Unlike Slow Life's Travis-alone performances, Open Air also features a guest appearance by Academy of St, Martin in the Fields cellist Judith Herbert, who contributes deep, dark, wooden lines to Travis' bass flute drone-driven album-opener, "Menacing Eyes," with its hints of Middle Eastern tonalities and overall melancholic disposition.
Third, whilst Slow Life was an exploration of what could be done with nothing more than an alto flute and Ambitronics, Open Air expands Travis' sonic palette through its use of a variety of flutes: in addition to concert, alto and bass flutes, Travis introduces wooden flute and, in particular, Native American flute on "Snow Owl Earth," where its specific tonality dominates over a gentle chordal cushion of other layered flutes.

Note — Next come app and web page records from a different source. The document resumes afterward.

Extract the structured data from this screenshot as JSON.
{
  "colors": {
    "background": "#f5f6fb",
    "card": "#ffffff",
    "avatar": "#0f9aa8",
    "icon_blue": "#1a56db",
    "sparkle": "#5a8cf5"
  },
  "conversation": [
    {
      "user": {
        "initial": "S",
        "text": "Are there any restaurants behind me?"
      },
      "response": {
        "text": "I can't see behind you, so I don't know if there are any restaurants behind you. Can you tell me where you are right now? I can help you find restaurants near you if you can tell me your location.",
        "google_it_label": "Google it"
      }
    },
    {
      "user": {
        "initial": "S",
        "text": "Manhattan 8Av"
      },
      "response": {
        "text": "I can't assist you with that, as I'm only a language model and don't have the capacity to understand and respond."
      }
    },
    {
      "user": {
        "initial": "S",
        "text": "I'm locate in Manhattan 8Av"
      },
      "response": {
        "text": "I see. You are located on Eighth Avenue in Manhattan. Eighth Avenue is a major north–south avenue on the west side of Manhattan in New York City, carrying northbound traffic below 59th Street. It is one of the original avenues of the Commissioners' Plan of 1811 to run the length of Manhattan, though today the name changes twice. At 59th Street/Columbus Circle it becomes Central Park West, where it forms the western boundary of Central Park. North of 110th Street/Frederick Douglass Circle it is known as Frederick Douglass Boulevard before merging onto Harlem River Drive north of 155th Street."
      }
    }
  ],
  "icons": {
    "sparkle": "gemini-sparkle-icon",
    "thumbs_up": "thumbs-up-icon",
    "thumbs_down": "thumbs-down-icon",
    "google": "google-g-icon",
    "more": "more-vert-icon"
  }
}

Travis describes Open Air as "beatless, ambient flute music," and there's no denying that this largely tranquil 50-minute program can easily serve as a much-needed balm for today's troubled times. But it's much more than that. The term "ambient" often suggests (in no way derogatorily) unobtrusive sonic backdrops: music that does not command the mind but, instead, is more felt than heard; music evocative of imagery and atmosphere rather than melodic, harmonic and rhythmic movement.
Indeed, there are aspects of Open Air that meet such descriptors...but equally, it's hard not to appreciate the lovely melodies and haunting changes that define the spacious "Preacher and Flock"; the arpeggio-driven "Sailing and Drifting," which suggests a calmer, less unrelenting Philip Glass; or the closing, riff-driven, finger-snapping "Head for Home," a surprisingly propulsive piece that could easily morph into a progressive rock instrumental with the addition of an electrified rhythm section.
Throughout, Travis continues to prove himself a masterful player and spirited conceptualist. It may well be an album of "beatless, ambient flute music," but that's too reductionist a description of Open Air. As definitive as its calming quietude can be, this is a remarkably diverse and unpredictable album, especially considering its relatively diminutive instrumentation.
Not unlike Norwegian reed/woodwind player Hakon Kornstad—whose series of improvised solo reed and woodwind recordings on Jazzland (also, utilizing extensive looping), including 2010's Dwell Time and 2011's Symphonies Inside My Head are similarly impressive but born of a very different mind—Travis continues to demonstrate just how disparate a similar foundational concept can become in the hands of musicians from different cultures and differing musical touchstones.
Possessed of a reach that has, over the past quarter century, found him traversing a remarkably broad expanse of the musical continuum, Travis continues to transform a concept similarly adopted by other musicians into something deeply personal and instantly recognizable. Call it jazz, call it prog, call it ambient. Call it anything you wish, but perhaps the best and most accurate description of Open Air is this? A musically deep and diverse yet emotionally soothing and eminently appealing record that positions Travis as a musician of great reach, infinite potential...and deserving of increased attention, as he continues to find himself the musician of choice for a great many others, even as he continues to build his own impressive discography.